American workers are feeling the pinch, as mass layoffs, depleted retirement accounts and home foreclosures have become part of the everyday national conversation.
But Steven Greenhouse, the labor and workplace reporter for The New York Times and author of The Big Squeeze: Tough Times for the American Worker (Knopf, 2008), said leaders in Washington failed to notice that life was tough for workers even during the so-called good times.
“People in D.C. seem to think things were great before the recession,” he said in a lunch talk on Feb. 18 at the McMahon Hall Lounge on the Lincoln Center campus. “I wanted to put the dilemma of the workers up front and center.”
Greenhouse broke down the different squeezes challenging the average American worker. By clamping down on wages, cutting benefits, weakening job security and violating wage and hour laws, he said, American companies have squeezed millions of workers to the point where they work longer hours, take fewer vacations, get less—if any—maternity or sick leave, and carry less health insurance than any other industrial nation.
He said he tried to build on the work published in books such as Studs Terkel’s Working (Pantheon/Random House, 1974) and Barbara Ehrenrich’s Nickel and Dimed (Metropolitan Books, 2001) and called it an appeal for workplace justice.
“If there’s any silver lining to this crisis, it’s that finally, policy makers and the news media are focusing on the fact that there are some serious problems facing the nation’s workers,” he said.
A glaring issue is the widening income gap. To avoid any accusations that he was waging class warfare, Greenhouse noted that his statistics were taken from a study by the Congressional Budget Office.
The study found that over the past 25 years, income for households in the bottom fifth of wage earners has risen 6 percent. By contrast, income for middle class households has risen 21 percent. Those in the top fifth have earned 81 percent more, and for the top 1 percent, income rose 228 percent.
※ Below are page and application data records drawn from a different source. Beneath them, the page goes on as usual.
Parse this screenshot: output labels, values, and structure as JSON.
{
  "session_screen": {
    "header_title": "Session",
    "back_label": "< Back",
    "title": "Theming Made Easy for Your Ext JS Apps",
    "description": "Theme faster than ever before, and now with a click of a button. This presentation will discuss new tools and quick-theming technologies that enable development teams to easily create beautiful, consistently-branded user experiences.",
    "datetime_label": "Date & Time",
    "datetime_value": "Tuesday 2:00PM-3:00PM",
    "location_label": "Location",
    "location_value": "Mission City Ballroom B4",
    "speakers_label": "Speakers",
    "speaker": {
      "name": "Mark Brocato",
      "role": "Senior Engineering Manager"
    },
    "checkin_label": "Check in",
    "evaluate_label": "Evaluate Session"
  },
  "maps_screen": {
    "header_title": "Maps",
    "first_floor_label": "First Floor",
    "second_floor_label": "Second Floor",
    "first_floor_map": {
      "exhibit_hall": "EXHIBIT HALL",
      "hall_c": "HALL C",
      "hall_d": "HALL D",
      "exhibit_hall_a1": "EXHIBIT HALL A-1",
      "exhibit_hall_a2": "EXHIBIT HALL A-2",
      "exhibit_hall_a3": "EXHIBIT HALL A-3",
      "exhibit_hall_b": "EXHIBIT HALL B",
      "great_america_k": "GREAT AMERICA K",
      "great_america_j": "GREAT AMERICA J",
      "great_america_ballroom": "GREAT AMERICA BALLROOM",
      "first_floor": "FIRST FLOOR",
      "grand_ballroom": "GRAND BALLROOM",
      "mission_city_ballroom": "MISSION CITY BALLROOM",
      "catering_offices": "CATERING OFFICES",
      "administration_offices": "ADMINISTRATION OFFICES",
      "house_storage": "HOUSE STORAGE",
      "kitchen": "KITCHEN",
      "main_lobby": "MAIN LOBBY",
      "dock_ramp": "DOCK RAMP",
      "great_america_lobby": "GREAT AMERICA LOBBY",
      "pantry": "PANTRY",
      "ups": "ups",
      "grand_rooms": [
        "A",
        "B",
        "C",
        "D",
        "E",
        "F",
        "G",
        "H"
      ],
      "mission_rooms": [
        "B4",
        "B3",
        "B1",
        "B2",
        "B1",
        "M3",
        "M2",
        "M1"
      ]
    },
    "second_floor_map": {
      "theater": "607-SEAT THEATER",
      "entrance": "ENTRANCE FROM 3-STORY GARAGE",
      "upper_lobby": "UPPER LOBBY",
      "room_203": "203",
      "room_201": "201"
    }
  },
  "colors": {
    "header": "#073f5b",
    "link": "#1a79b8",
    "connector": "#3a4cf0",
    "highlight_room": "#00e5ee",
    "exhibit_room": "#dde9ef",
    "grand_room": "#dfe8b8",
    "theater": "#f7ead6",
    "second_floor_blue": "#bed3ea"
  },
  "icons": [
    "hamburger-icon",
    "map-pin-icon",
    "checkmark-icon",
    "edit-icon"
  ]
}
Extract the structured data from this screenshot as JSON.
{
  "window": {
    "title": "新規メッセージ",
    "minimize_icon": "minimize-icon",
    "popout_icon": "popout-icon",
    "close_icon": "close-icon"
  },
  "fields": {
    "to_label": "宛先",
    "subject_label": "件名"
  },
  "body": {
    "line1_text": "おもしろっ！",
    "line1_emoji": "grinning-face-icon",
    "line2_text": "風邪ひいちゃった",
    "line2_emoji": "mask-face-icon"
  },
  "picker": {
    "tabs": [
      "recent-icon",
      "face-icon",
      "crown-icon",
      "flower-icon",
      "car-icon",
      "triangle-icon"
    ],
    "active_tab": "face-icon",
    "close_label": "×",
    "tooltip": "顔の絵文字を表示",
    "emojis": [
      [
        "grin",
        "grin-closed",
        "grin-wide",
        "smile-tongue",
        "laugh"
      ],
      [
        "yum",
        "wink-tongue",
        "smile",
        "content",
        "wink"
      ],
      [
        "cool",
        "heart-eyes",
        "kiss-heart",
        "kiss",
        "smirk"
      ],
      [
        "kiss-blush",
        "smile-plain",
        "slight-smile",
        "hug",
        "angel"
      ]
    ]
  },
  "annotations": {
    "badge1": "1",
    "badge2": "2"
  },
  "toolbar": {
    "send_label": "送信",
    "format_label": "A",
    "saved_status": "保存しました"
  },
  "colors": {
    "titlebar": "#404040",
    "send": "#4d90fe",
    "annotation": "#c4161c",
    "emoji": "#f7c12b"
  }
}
Greenhouse asked the audience, “Who said this—Jessie Jackson, John Edwards or Ralph Nader?” and then he gave the quote, “The average American has gone exactly nowhere on the economic scale since 1980. He’s been on a treadmill, while the super rich have been on a space ship.
“It was Warren Buffett, who’s now the nation’s wealthiest man,” he told the crowd. “Buffett also said, ‘There’s class warfare, alright, but it’s my class—the rich class—that’s making war, and we’re winning.’”
Depressing statistics about American workers abound, he said. One in six lacks health insurance. Wages have basically been flat since 2001. One in four manufacturing jobs has vanished in the last 25 years.
The squeeze on dignity has been just as pernicious, Greenhouse said. He gave some examples, including a computer engineer in California who was fired in front of his eight year old on Take Your Daughter to Work Day, and an engineer in Seattle who was forced to train workers in India who would be taking over her job.
“Northwest Airlines once gave a booklet to laid off workers, in theory, to help them make ends meet,” he said. “The booklet was called 101 Ways to Save Money. Among the suggestions were: borrow a dress for a big night out; shop at auctions or pawn shops for jewelry; and don’t be shy about pulling something you like out of the trash.”
Greenhouse placed much of the blame on globalization, Wall Street’s obsession with maximizing profits and wholesale shredding of the country’s post-World War II social contract.
There are corporate bright spots, though, such as Patagonia, where workers are encouraged to take two hour lunches to go surfing, and Ernst & Young, where flexible scheduling allows people to spend more time with their families. They are, he said, successful companies that others should look to for inspiration.
“For too long, the nation has ignored the situation for the nation’s workers,” he said. “Something has to be done to revalorize workers, so that they’re treated with more dignity.”